START DATA TO PROCESS

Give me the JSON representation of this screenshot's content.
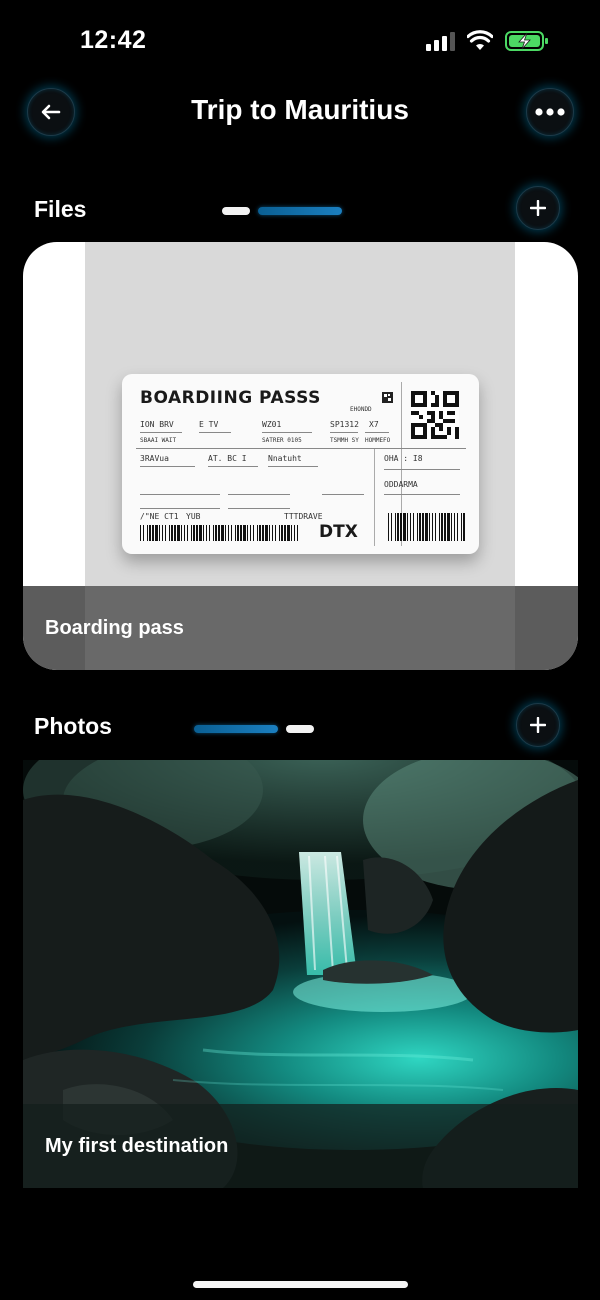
{
  "status_bar": {
    "time": "12:42",
    "icons": [
      "cellular-signal-icon",
      "wifi-icon",
      "battery-charging-icon"
    ],
    "battery_color": "#4cd964"
  },
  "header": {
    "title": "Trip to Mauritius",
    "back_icon": "arrow-left-icon",
    "more_icon": "ellipsis-icon"
  },
  "files": {
    "title": "Files",
    "add_icon": "plus-icon",
    "pager": {
      "count": 2,
      "active": 1
    },
    "items": [
      {
        "caption": "Boarding pass",
        "ticket": {
          "heading": "BOARDIING PASSS",
          "brand": "DTX",
          "row1": [
            "ION BRV",
            "E TV",
            "WZ01",
            "SP1312",
            "X7"
          ],
          "row2": [
            "SBAAI WAIT",
            "SATRER 0105",
            "TSMMH SY",
            "HOMMEFO"
          ],
          "row3": [
            "3RAVua",
            "AT. BC I",
            "Nnatuht",
            "OHA : I8"
          ],
          "row4": [
            "ODDARMA"
          ],
          "row5": [
            "/\"NE CT1",
            "YUB",
            "TTTDRAVE"
          ],
          "small_mark": "EHONDD"
        }
      }
    ]
  },
  "photos": {
    "title": "Photos",
    "add_icon": "plus-icon",
    "pager": {
      "count": 2,
      "active": 0
    },
    "items": [
      {
        "caption": "My first destination"
      }
    ]
  },
  "colors": {
    "accent": "#1b7fc0",
    "button_glow": "#00aae6",
    "background": "#000000"
  }
}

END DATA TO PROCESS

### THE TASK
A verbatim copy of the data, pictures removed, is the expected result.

### THE ANSWER
Give me the JSON representation of this screenshot's content.
{
  "status_bar": {
    "time": "12:42",
    "icons": [
      "cellular-signal-icon",
      "wifi-icon",
      "battery-charging-icon"
    ],
    "battery_color": "#4cd964"
  },
  "header": {
    "title": "Trip to Mauritius",
    "back_icon": "arrow-left-icon",
    "more_icon": "ellipsis-icon"
  },
  "files": {
    "title": "Files",
    "add_icon": "plus-icon",
    "pager": {
      "count": 2,
      "active": 1
    },
    "items": [
      {
        "caption": "Boarding pass",
        "ticket": {
          "heading": "BOARDIING PASSS",
          "brand": "DTX",
          "row1": [
            "ION BRV",
            "E TV",
            "WZ01",
            "SP1312",
            "X7"
          ],
          "row2": [
            "SBAAI WAIT",
            "SATRER 0105",
            "TSMMH SY",
            "HOMMEFO"
          ],
          "row3": [
            "3RAVua",
            "AT. BC I",
            "Nnatuht",
            "OHA : I8"
          ],
          "row4": [
            "ODDARMA"
          ],
          "row5": [
            "/\"NE CT1",
            "YUB",
            "TTTDRAVE"
          ],
          "small_mark": "EHONDD"
        }
      }
    ]
  },
  "photos": {
    "title": "Photos",
    "add_icon": "plus-icon",
    "pager": {
      "count": 2,
      "active": 0
    },
    "items": [
      {
        "caption": "My first destination"
      }
    ]
  },
  "colors": {
    "accent": "#1b7fc0",
    "button_glow": "#00aae6",
    "background": "#000000"
  }
}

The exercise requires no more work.